So you finally decided to visit Tromso to see the Northern Lights. Let me explain you what the Northern Lights are, give you some tips on when and where to see them and share some mythology surrounding it. The Northern Lights are aptly named, because you can only see them in the northern parts of the world, that is the Arctic Circle and above...
Finland is the only Nordic country I haven't visited yet. Shocking, right? Well while I'm still dreaming of playing in the snow of Finnish Lapland one day, Mae-Gene from The Wandering Suitcase has already spent a vacation in a Finnish winter wonderland and is here today to tell you all about winter activities beside watching the Northern Lights!
Through my research and talks to various Greenlanders, I found out so much about the country, its people and culture, that goes far beyond all those other "10 interesting things about Greenland" posts.
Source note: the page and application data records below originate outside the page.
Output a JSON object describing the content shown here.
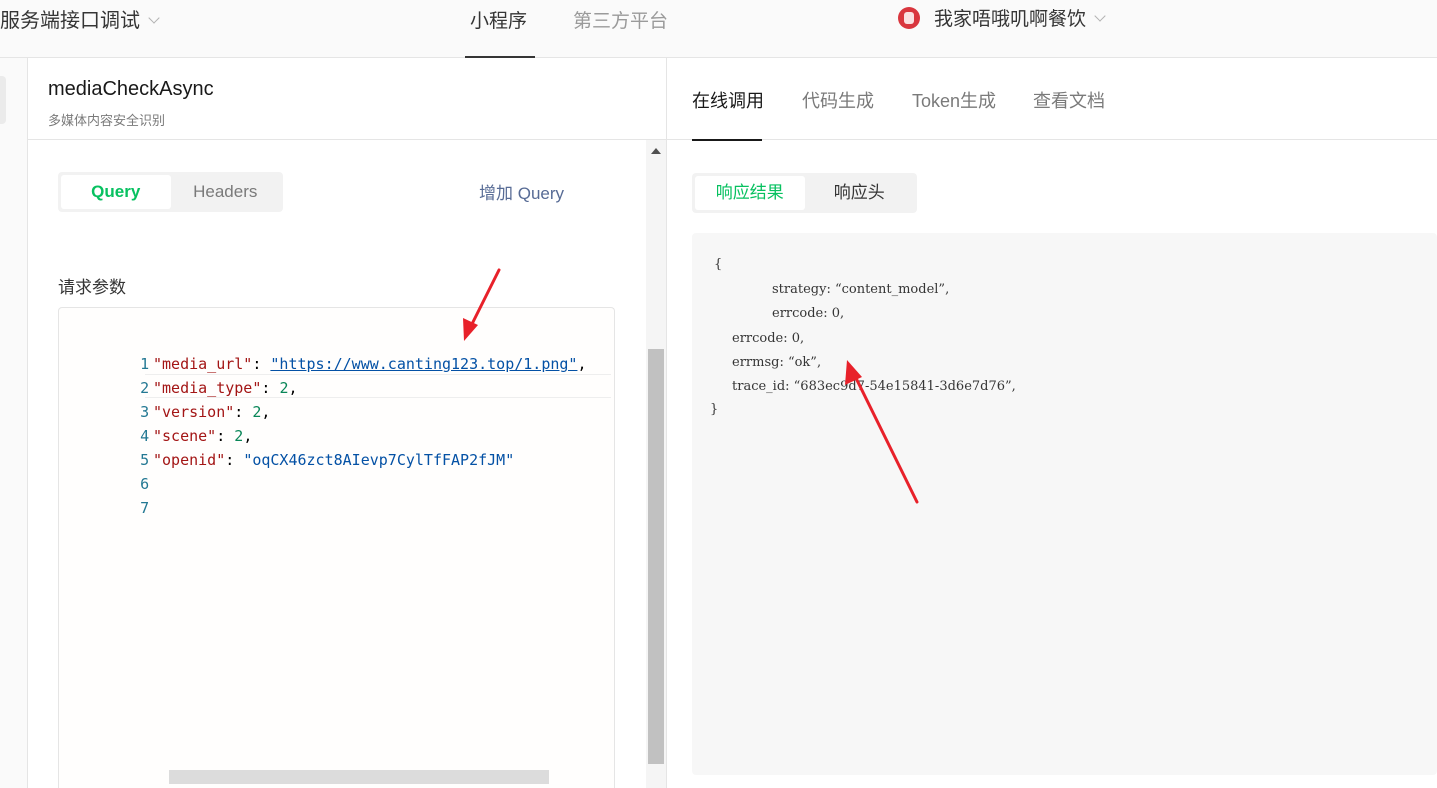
{
  "topbar": {
    "app_title": "服务端接口调试",
    "tabs": [
      {
        "label": "小程序",
        "active": true
      },
      {
        "label": "第三方平台",
        "active": false
      }
    ],
    "account_name": "我家唔哦叽啊餐饮"
  },
  "left": {
    "api_name": "mediaCheckAsync",
    "api_desc": "多媒体内容安全识别",
    "seg": [
      {
        "label": "Query",
        "active": true
      },
      {
        "label": "Headers",
        "active": false
      }
    ],
    "add_query": "增加 Query",
    "params_label": "请求参数",
    "editor": {
      "line_numbers": [
        "1",
        "2",
        "3",
        "4",
        "5",
        "6",
        "7"
      ],
      "lines": [
        {
          "key": "\"media_url\"",
          "value": "\"https://www.canting123.top/1.png\""
        },
        {
          "key": "\"media_type\"",
          "value": "2"
        },
        {
          "key": "\"version\"",
          "value": "2"
        },
        {
          "key": "\"scene\"",
          "value": "2"
        },
        {
          "key": "\"openid\"",
          "value": "\"oqCX46zct8AIevp7CylTfFAP2fJM\""
        }
      ]
    }
  },
  "right": {
    "tabs": [
      {
        "label": "在线调用",
        "active": true
      },
      {
        "label": "代码生成",
        "active": false
      },
      {
        "label": "Token生成",
        "active": false
      },
      {
        "label": "查看文档",
        "active": false
      }
    ],
    "seg": [
      {
        "label": "响应结果",
        "active": true
      },
      {
        "label": "响应头",
        "active": false
      }
    ],
    "result_lines": [
      "{",
      "strategy: “content_model”,",
      "errcode: 0,",
      "errcode: 0,",
      "errmsg: “ok”,",
      "trace_id: “683ec9d7-54e15841-3d6e7d76”,",
      "}"
    ]
  },
  "colors": {
    "accent_green": "#07c160",
    "link_blue": "#576b95",
    "annotation_red": "#e8212a"
  }
}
I mean: "Greenland isn't green but Iceland is - how crazy" - seriously?!!
Not long ago, the Norwegian airline Wideroe announced a new direct connection from Tromsø and Oslo to the Lofoten Islands, starting in spring 2017. This is good news not only for tourists but also for those like me who live up north. You see, Northern Norway is an incredibly big area. The region consists of three counties: Nordland, Troms and Finnmark.
If you just want to visit the main sights and museums in town and go on a guided Northern Lights safari at night, you really don't need to rent a car. However if you'd like to get outside of town and explore the beauty of Northern Norway at its best, I can highly recommend you to rent a car!
While I would advise you to bring at least a camera, really any camera will do, if you plan on seeing and shooting the Northern Lights in the Arctic - the pure fact that it is possible to capture the lights with a phone shows that you don't really need a DSLR (even though I really really want to have one...)!
The Lofoten Islands are truly the most fascinating place in Norway and although I do realize that the whole country is beautiful as hell, this archipelago in the Arctic is pretty much Norway in a nutshell. It's got everything! Fjords, mountains, farmland and even beaches that attract surfers from all over the world. Can you believe that?
Autumn in the Arctic is a special time. Not only because the leaves turn orange and make for beautiful snapshots but first and foremost because the sun is back! After 4 months with constant daylight, it's so good to finally being able to experience sunsets again!
Whenever I see the big cruise ships arriving to Tromsø during summer, I ask myself how on earth the tourists can have a good time here. Why? Because all they do during their 8-12 hours they have in the city, is going sightseeing by bus, shooting the Arctic Cathedral and Tromsø Cathedral, and going shopping for souvenirs.
Special treat for you: I have the boyfriend over to tell you all about what life as a reindeer herder in the Arctic is like. Simon tells you everything you never knew about what reindeers herders do in the 8 different Sami seasons!
Ever wondered what life in the Arctic was like? How often can you see the Northern Lights? What is Polar Night? And does Midnight Sun mean that you can see the sun every day at midnight? Click through to read the answers!
So yes, I guess I did a great deal of exploring Northern Norway already. Still, there are a couple of places on my Northern Norway bucket list that I haven't visited yet and while I also have pretty much the whole South of the country left to discover too, I figure that it's best if I check the places "nearby" first.
The cabin itself also had stories to tell with a portrait of Simon's great-great-grandfather hanging in the living room and well, no running water during winter as the pipes freeze and of course, no bathroom - an outhouse instead.